I am linking this review to #Sci Fi Month 2020, as I absolutely loved the first book in this series, The Calculating Stars – see my review – so was thrilled when Himself went and promptly bought the second book in this series. Would I enjoy it as much?
BLURB: It is 1961, and the International Aerospace Coalition has established a colony on the moon. Elma York, the noted Lady Astronaut, is working on rotation, flying shuttles on the moon and returning regularly to Earth. But humanity must get a foothold on Mars. The first exploratory mission is being planned, and none of the women astronauts is on the crew list. The international Aerospace Coalition has grave reservations about sending their “Lady Astronauts” on such a dangerous mission…
REVIEW: I loved this one. Though it is essentially a continuation of the story started in The Calculating Stars so don’t pick up this one first. Or you will spend too much time trying to figure out exactly who is doing what to whom to be able to fully appreciate the scope and stakes involved.
We continue to follow maths genius Elma Wexler, as she completes a three-month stint on the Moon and looking forward to seeing her husband, again. If I have a niggle, it’s that their relationship seems improbably idyllic, given the stresses put on it. Nathaniel is just so understanding, kind and appreciative of Elma’s drive to excel that I think a modern husband would struggle to be able to match up to his enlightened attitude. Given he is a product of a very different time, when it was tacitly agreed by many right-thinking men and a fair number of women, that it was a risky business giving a woman any kind of major responsibility, it does strain credulity. Especially as most of the other men Elma encounters have their macho insensitivity on display. However, I’m aware it’s a minor niggle in the scheme of things, when so much about this book is so good.
I think the handling of the alternate historical timeline throughout has been skilful and inspired. As someone who recalls the launch of Telstar and the Race to the Moon, Kowal manages to capture the feeling of the time, even allowing for her huge ‘what if’ of a major meteor strike that accelerates Humanity’s interest in establishing a colony elsewhere. I also enjoyed the adventure and tension with the two ships travelling to Mars and the ongoing tensions caused by the prevailing racist and sexist attitudes. The influence of the ongoing political situation, where hanging onto the funding as the life on Earth becomes increasingly difficult to sustain, is also a factor.

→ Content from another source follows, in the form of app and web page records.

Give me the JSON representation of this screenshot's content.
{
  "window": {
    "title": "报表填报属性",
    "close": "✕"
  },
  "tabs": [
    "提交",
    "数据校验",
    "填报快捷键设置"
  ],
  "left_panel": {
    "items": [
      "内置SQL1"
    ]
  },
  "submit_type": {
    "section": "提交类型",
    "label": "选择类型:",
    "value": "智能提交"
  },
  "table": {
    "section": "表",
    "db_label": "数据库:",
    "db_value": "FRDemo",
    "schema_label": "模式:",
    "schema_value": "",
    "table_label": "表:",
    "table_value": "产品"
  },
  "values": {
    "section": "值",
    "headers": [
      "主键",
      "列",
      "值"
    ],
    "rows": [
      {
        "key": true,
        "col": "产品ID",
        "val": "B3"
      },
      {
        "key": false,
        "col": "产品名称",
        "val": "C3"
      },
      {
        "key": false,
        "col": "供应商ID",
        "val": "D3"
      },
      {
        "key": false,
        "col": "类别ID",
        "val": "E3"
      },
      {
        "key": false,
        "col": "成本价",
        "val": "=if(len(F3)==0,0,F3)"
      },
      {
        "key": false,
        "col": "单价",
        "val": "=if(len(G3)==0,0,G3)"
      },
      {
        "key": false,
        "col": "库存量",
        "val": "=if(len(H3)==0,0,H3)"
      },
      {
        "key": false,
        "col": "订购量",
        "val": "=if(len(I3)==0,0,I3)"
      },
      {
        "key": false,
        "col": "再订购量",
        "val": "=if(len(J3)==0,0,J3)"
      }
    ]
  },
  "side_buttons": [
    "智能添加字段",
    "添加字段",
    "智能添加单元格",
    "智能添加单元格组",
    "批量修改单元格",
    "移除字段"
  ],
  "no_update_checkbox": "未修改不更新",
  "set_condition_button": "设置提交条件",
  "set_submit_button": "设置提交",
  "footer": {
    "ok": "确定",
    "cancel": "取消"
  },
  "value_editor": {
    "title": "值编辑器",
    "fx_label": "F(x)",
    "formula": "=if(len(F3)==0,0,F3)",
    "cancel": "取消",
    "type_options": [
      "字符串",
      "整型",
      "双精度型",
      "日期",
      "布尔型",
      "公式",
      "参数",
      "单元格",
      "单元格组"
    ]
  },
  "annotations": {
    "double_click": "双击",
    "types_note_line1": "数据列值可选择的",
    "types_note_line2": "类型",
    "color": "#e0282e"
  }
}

This all adds up to a cracking story, with plenty of adventure and some pause for thought about the ingrained attitudes that lead to people being overlooked because of what they represent, rather than being judged more fairly on their abilities and individual merits. I found the ongoing character arc of Parker to be an interesting progression – and while he was still fairly obnoxious, I appreciated learning more about him and what drove him. But one of the things I liked about Elma was her reaction to being attacked – she didn’t come out all guns blazing. She retreated behind a façade of politeness and tried to propitiate those around her whenever possible – which is what women of her generation, and my generation were raised to do. We were taught to be ‘good’. And I really, really liked that Kowal didn’t ignore that aspect, which I think has probably hindered gender equality far more than is appreciated.
An exceptionally good space travel adventure.